Peasant Cultures in their Dynamics

Peasant Cultures in their Dynamics is a line of research that focuses on aspects of peasant culture in their historicity. It documents the reproduction of institutions, domains, practices, customs or phenomena that are part of what is generically termed ‘tradition’, perceived, in the footsteps of Richard Handler and Jocelyn Linnekin (1984), as a dynamic process, in which there is continuity and change. This programme includes studies of different ethnic groups and studies of traditional phenomena and aspects, in its institutional and non-institutional forms.

Research projects within this programme are: Dynamics of customs, with monitoring of some local ceremonial and ritual practices in several regions: masked customs (customs of Christmas, New Year, as well as of the Shrovetide – e.g. Cucii din Brănești (The Cuckoos of Brănești); customs related to Easter time: Easter customs, Paștele Blajinilor (The Easter of the Gentle Ones) ; spring customs, such as the Ploughman’s, the Sheep’s Gathering/Measuring of Milk; or summer customs: the Căluș (the little horse; documented in consecutive years, and in 2014 a film was even made, in collaboration with DigiWorld), the custom of the Nedei (country feasts); but also the customs of remembering the dead (Moșii de vară, Moșii de toamnă etc.).
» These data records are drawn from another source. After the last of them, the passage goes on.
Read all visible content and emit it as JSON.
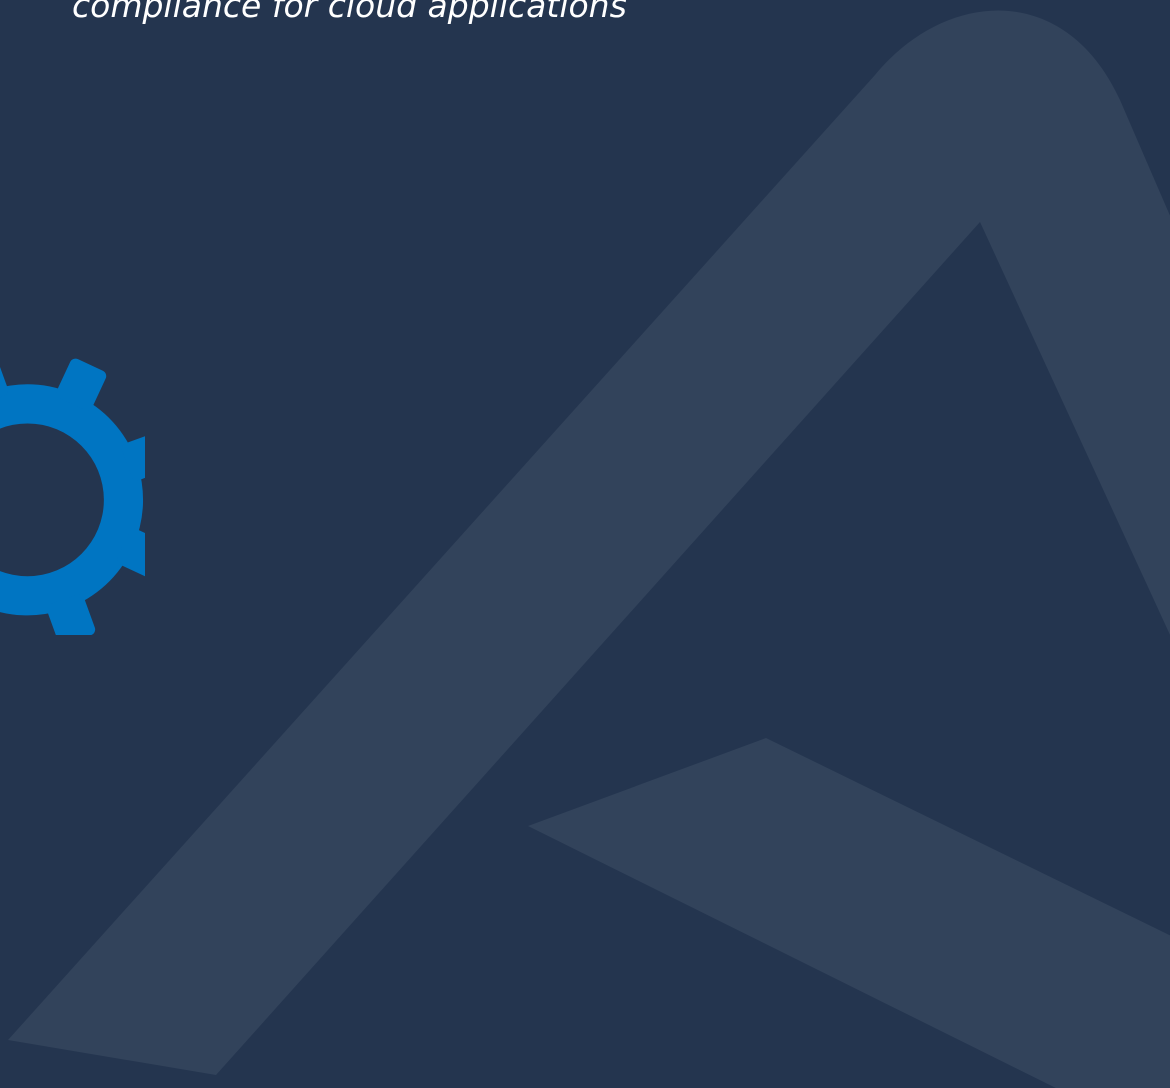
{
  "hero": {
    "tagline_fragment": "compliance for cloud applications"
  },
  "icons": {
    "gear": "gear-icon",
    "brand_mark": "brand-logo-mark"
  },
  "colors": {
    "background": "#24354f",
    "brand_mark": "#32435b",
    "accent": "#0075c2",
    "text": "#ffffff"
  }
}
Then there is the project involving the documentation of traditional agricultural practices, which focuses in particular on the issues of hay cultivation (see also MARTOR no. 21/2016) and the maintenance of semi-natural grasslands through interdisciplinary field documentation, with a specific working methodology (explained in detail here). In dialogue with practices related to hay management are also the researches dedicated to contemporary herding systems, with field documentations in the areas of Dobrogea and Transylvania (see also the exhibition The sheep road, the last episode?), or the highlighting of researches on the agrarian problem in the whole South-East European region (see MARTOR nr. 19/2014). Last but not least, this project also includes the documentation of the Sadova-Corabia irrigation system.

The dynamics of peasant cultures are also captured in the project concerning the anthropology of food – see also the exhibition “Buruieni biruitoare (Conquering weeds) –, or in research on the anthropology of success – see MARTOR no. 16/2011; or the exhibition made in collaboration with the Romanian Cultural Institute and the Museum of European Cultures – Berlin, Minunata lume nouă – Case ale migrantilor români (Wonderful new world – Houses of Romanian migrants).

Also included in this programme are research projects dedicated to the heritage of national minorities in Romania, such as the theme of early marriages among Roma (see the exhibition Tokmeala), which can be read more extensively in MARTOR magazine (no. 25/2020).

Within this wider programme dedicated to documenting the contemporary village, field documentation in targeted areas has also been organised in the framework of externally funded projects, such as the “GeoSust” project funded by EEA Granta and the Ministry of National Education, project coordinated by the Institute of Geodynamics “Sabba Ștefănescu”, in which researchers from the National Museum of the Romanian Peasant were involved in documenting the intangible heritage of the northern region of Buzău county, the future geopark Ținutul Buzăului (see also the exhibition “Ținutul Buzăului. Views, places, stories”).